In April 2019, India’s Hindu nationalist government banned civilian traffic on Kashmir’s arterial highways for two days every week. In the months that followed, tens of thousands of security personnel were added to India’s already overbearing military presence in the region — 80,000 in August and September alone.1 On August 5, 2019, the government revoked Article 370 of the Indian Constitution, doing away with the autonomy accorded to the state of Jammu and Kashmir. Simultaneously, the state was divided up into administrative divisions to be ruled directly by the central government. This marks the completion of a long-standing program of the Hindu far right, the full “integration” of Kashmir into India. Article 370 of the Indian Constitution had allowed Kashmir a special status, reflecting the very unusual conditions of its incorporation into the country at the time of independence in 1947. Kashmir was granted a great degree of autonomy, and the Indian government had limited powers over the state when compared to its authority over other states in India’s highly centralized federal structure.
Although Article 370 had been reduced to a dead letter by the 1960s, something that Kashmiris resisted fiercely at every step, its formal revocation is a signal that the de facto erosion of Kashmir’s rights has now become de jure. Kashmir has since been subject to a near total communication blackout, punitive restrictions on mobility, the virtual cessation of essential services, frequent night raids, and mass arrests. The entire political leadership is under arrest, including BJP allies. Anyone who has shown a capacity for organizing, even in their neighborhoods, has been harassed or detained.
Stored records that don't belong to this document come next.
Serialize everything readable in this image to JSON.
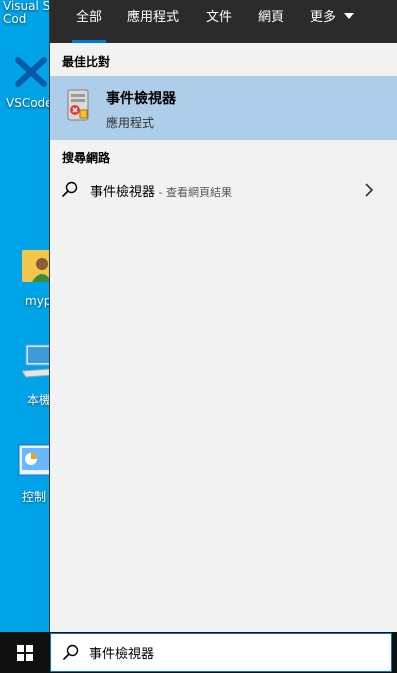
{
  "desktop": {
    "icons": [
      {
        "label": "Visual St\nCod"
      },
      {
        "label": "VSCode"
      },
      {
        "label": "myp"
      },
      {
        "label": "本機"
      },
      {
        "label": "控制"
      }
    ]
  },
  "tabs": [
    {
      "label": "全部",
      "active": true
    },
    {
      "label": "應用程式"
    },
    {
      "label": "文件"
    },
    {
      "label": "網頁"
    },
    {
      "label": "更多"
    }
  ],
  "best_match": {
    "heading": "最佳比對",
    "title": "事件檢視器",
    "subtitle": "應用程式"
  },
  "web_search": {
    "heading": "搜尋網路",
    "query": "事件檢視器",
    "suffix": " - 查看網頁結果"
  },
  "taskbar": {
    "search_value": "事件檢視器"
  },
  "colors": {
    "accent": "#0078d7",
    "desktop_bg": "#00a3e8",
    "selected_row": "#aecde8"
  }
}
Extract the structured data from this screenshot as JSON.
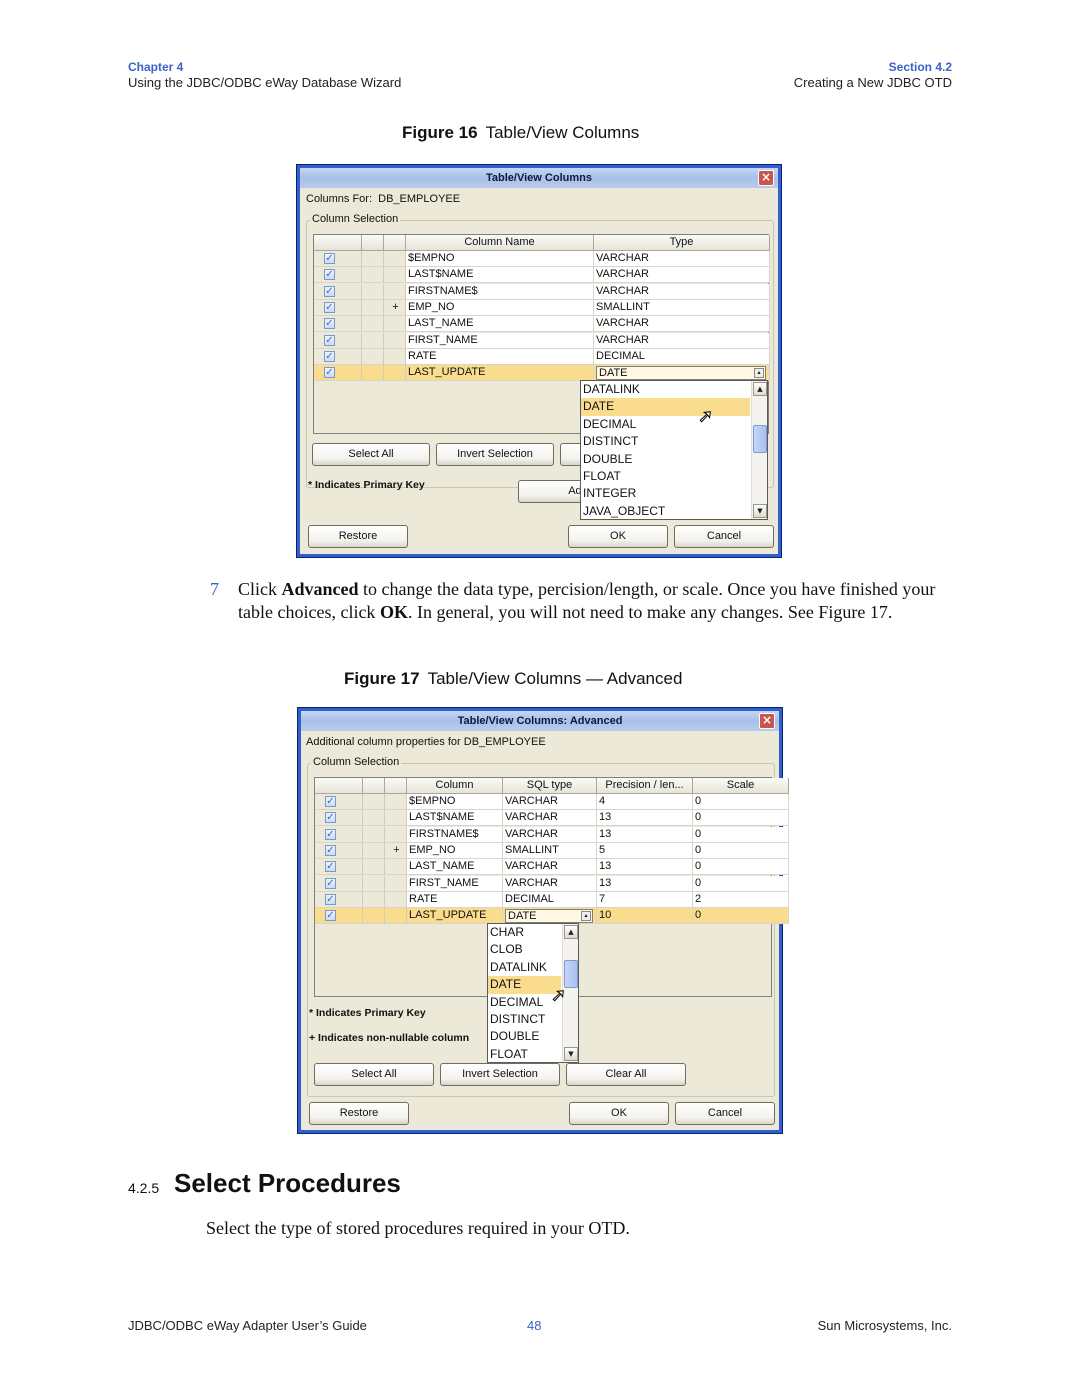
{
  "header": {
    "chapter_label": "Chapter 4",
    "chapter_title": "Using the JDBC/ODBC eWay Database Wizard",
    "section_label": "Section 4.2",
    "section_title": "Creating a New JDBC OTD"
  },
  "figure16": {
    "caption_num": "Figure 16",
    "caption_text": "Table/View Columns",
    "dialog": {
      "title": "Table/View Columns",
      "columns_for_label": "Columns For:",
      "table_name": "DB_EMPLOYEE",
      "group_label": "Column Selection",
      "headers": [
        "",
        "",
        "",
        "Column Name",
        "Type"
      ],
      "rows": [
        {
          "checked": true,
          "flag": "",
          "name": "$EMPNO",
          "type": "VARCHAR"
        },
        {
          "checked": true,
          "flag": "",
          "name": "LAST$NAME",
          "type": "VARCHAR"
        },
        {
          "checked": true,
          "flag": "",
          "name": "FIRSTNAME$",
          "type": "VARCHAR"
        },
        {
          "checked": true,
          "flag": "+",
          "name": "EMP_NO",
          "type": "SMALLINT"
        },
        {
          "checked": true,
          "flag": "",
          "name": "LAST_NAME",
          "type": "VARCHAR"
        },
        {
          "checked": true,
          "flag": "",
          "name": "FIRST_NAME",
          "type": "VARCHAR"
        },
        {
          "checked": true,
          "flag": "",
          "name": "RATE",
          "type": "DECIMAL"
        },
        {
          "checked": true,
          "flag": "",
          "name": "LAST_UPDATE",
          "type": "DATE",
          "selected": true
        }
      ],
      "dropdown_items": [
        "DATALINK",
        "DATE",
        "DECIMAL",
        "DISTINCT",
        "DOUBLE",
        "FLOAT",
        "INTEGER",
        "JAVA_OBJECT"
      ],
      "dropdown_highlight": "DATE",
      "buttons": {
        "select_all": "Select All",
        "invert_selection": "Invert Selection",
        "advanced": "Advance",
        "restore": "Restore",
        "ok": "OK",
        "cancel": "Cancel"
      },
      "primary_key_note": "* Indicates Primary Key"
    }
  },
  "step7": {
    "number": "7",
    "text_parts": [
      "Click ",
      "Advanced",
      " to change the data type, percision/length, or scale. Once you have finished your table choices, click ",
      "OK",
      ". In general, you will not need to make any changes. See Figure 17."
    ]
  },
  "figure17": {
    "caption_num": "Figure 17",
    "caption_text": "Table/View Columns — Advanced",
    "dialog": {
      "title": "Table/View Columns: Advanced",
      "description": "Additional column properties for DB_EMPLOYEE",
      "group_label": "Column Selection",
      "headers": [
        "",
        "",
        "",
        "Column",
        "SQL type",
        "Precision / len...",
        "Scale"
      ],
      "rows": [
        {
          "checked": true,
          "flag": "",
          "name": "$EMPNO",
          "type": "VARCHAR",
          "precision": "4",
          "scale": "0"
        },
        {
          "checked": true,
          "flag": "",
          "name": "LAST$NAME",
          "type": "VARCHAR",
          "precision": "13",
          "scale": "0"
        },
        {
          "checked": true,
          "flag": "",
          "name": "FIRSTNAME$",
          "type": "VARCHAR",
          "precision": "13",
          "scale": "0"
        },
        {
          "checked": true,
          "flag": "+",
          "name": "EMP_NO",
          "type": "SMALLINT",
          "precision": "5",
          "scale": "0"
        },
        {
          "checked": true,
          "flag": "",
          "name": "LAST_NAME",
          "type": "VARCHAR",
          "precision": "13",
          "scale": "0"
        },
        {
          "checked": true,
          "flag": "",
          "name": "FIRST_NAME",
          "type": "VARCHAR",
          "precision": "13",
          "scale": "0"
        },
        {
          "checked": true,
          "flag": "",
          "name": "RATE",
          "type": "DECIMAL",
          "precision": "7",
          "scale": "2"
        },
        {
          "checked": true,
          "flag": "",
          "name": "LAST_UPDATE",
          "type": "DATE",
          "precision": "10",
          "scale": "0",
          "selected": true
        }
      ],
      "dropdown_items": [
        "CHAR",
        "CLOB",
        "DATALINK",
        "DATE",
        "DECIMAL",
        "DISTINCT",
        "DOUBLE",
        "FLOAT"
      ],
      "dropdown_highlight": "DATE",
      "primary_key_note": "* Indicates Primary Key",
      "nonnullable_note": "+ Indicates non-nullable column",
      "buttons": {
        "select_all": "Select All",
        "invert_selection": "Invert Selection",
        "clear_all": "Clear All",
        "restore": "Restore",
        "ok": "OK",
        "cancel": "Cancel"
      }
    }
  },
  "section": {
    "number": "4.2.5",
    "title": "Select Procedures",
    "body": "Select the type of stored procedures required in your OTD."
  },
  "footer": {
    "left": "JDBC/ODBC eWay Adapter User’s Guide",
    "page": "48",
    "right": "Sun Microsystems, Inc."
  }
}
This state of total siege is only a formalization of what has been Kashmir’s reality for decades; It is held by force and maintained in a permanent state of emergency.
Although layered with complexity, the core issue from the point of view of most Kashmiris is a simple one: they have been denied the right to determine their political future. In 1947, the British partitioned their former empire on religious lines, creating the Muslim Pakistan and the ostensibly secular India. Of more than 550 princely states under the suzerainty of the Crown, each was expected to join either dominion, depending on the religion of the majority of their subjects. Jammu and Kashmir, with a Muslim majority population and a Hindu maharaja, was one of a few princely states where rulers and subjects professed different religions. Although, by the logic of partition, Jammu and Kashmir had “Pakistan potential,” the unpopular maharaja acceded to the Indian Union. Military advances from both India and Pakistan resulted in the division of the state, with both countries claiming the entire territory as rightfully theirs. The state’s accession to India has remained bitterly contested by Pakistan, and by a majority of Kashmiris. The Valley of Kashmir, currently under Indian control, has been struggling for self-determination ever since.